LEWIS: On the other hand, property taxes have gone up, and property values have gone up across the County. When they drew the line around downtown in the 90s and said, this is the point at which we will measure any increase and take that increase and invest it in redevelopment, places all around the county have seen inflation in their property values and that money, instead of being kept in those neighborhoods was sent to the county and the schools. And so it's not just the development that created that wealth. It's part of -- that --

PERRY: But when those lines were drawn, San Diego as San Diego is want to be, is very conservative, and only drew them very narrowly, other folks from other redevelopment agencies looked in and said, why are you doing it so small? Well, because we're San Diego, and we don't do large things. They have incrementally increased it. But it is still a fairly small portion of downtown. I don't know if that cuts for your argument or mine, but -- it is not as if we have this agency that is, you know, Robert Mosesesque huge. It isn't.

GLORIA PENNER: Tony, let's let Ricky get in here.

YOUNG: My point was simply, if you were to go back to the original idea, if you were to shut down the redevelopment agencies, you can't just take their money because at least in theory, you're also gonna lose their economic development which was creating that money.


YOUNG: I mean, I would agree with Scott there.

PENNER: We're gonna give the last word to Dennis from downtown. Dennis, you're getting the last word in this discussion. Because nobody else can get a word in. Go ahead.

NEW SPEAKER: I was noticing. Gloria, good morning. It's Dennis [INAUDIBLE] calling.


NEW SPEAKER: Hi. I just wanted to echo what Tony said. I was here in the late '70s, and was appalled at this beautiful city with this ridiculously awful downtown.

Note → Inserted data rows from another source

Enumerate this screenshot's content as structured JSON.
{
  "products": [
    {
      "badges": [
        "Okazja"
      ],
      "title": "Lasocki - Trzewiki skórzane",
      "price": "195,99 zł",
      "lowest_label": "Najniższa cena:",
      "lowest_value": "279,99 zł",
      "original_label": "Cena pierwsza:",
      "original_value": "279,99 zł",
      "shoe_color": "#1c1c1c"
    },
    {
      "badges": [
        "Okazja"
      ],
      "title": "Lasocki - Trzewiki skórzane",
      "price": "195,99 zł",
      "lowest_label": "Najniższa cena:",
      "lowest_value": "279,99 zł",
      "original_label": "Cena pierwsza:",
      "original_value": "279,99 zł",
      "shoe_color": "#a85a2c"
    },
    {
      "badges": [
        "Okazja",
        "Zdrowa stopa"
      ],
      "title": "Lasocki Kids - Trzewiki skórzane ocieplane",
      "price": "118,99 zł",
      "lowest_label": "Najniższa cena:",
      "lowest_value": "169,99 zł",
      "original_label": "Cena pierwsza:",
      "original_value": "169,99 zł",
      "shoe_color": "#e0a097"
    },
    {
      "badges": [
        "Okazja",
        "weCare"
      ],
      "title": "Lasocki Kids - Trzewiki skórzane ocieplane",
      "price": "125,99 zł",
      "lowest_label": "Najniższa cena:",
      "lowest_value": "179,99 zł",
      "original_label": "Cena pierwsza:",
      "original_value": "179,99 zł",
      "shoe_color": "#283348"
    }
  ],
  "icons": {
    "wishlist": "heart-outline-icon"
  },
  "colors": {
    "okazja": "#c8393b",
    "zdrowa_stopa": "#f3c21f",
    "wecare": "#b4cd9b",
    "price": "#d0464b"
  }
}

And I think that might be the point. That the people of San Diego look at the redevelopment agency and they see success. And they look at what the governments have done when we've given them extra money, and they see the pension crisis. And they're very loathe to say, huh, let's give them some more money and see what they do with it. And just one final point, remember that the tax increment expires, and eventually all this extra tax money that's generated by this wonderful development downtown eventually does go back into the general fund and to the neighborhoods and is a whole lot more than would have been had we not done redevelopment.

GLORIA PENNER: Dennis, you belong on this show. You really do. I'll have to speak to the producer about that. It's so good to hear from you. Thank you very much, and Ricky gets -- I said you were having the last response, Dennis, but Ricky wants something to say too.

YOUNG: I just want to say we focused a lot on downtown. I read a piece yesterday by Chris Norby from Orange County pointing out, you know that a lot of this money has gone to build you know, empty strip malls in the suburbs that has enriched developers and hasn't necessarily been as successful as downtown. So --

PERRY: Downtown San Diego.

GLORIA PENNER: Okay, gentlemen, with that, we are going to wrap up this topic, because we wouldn't have time for our next one.

Want more KPBS news?
Find us on Twitter and Facebook, or subscribe to our newsletters.

To view PDF documents, Download Acrobat Reader.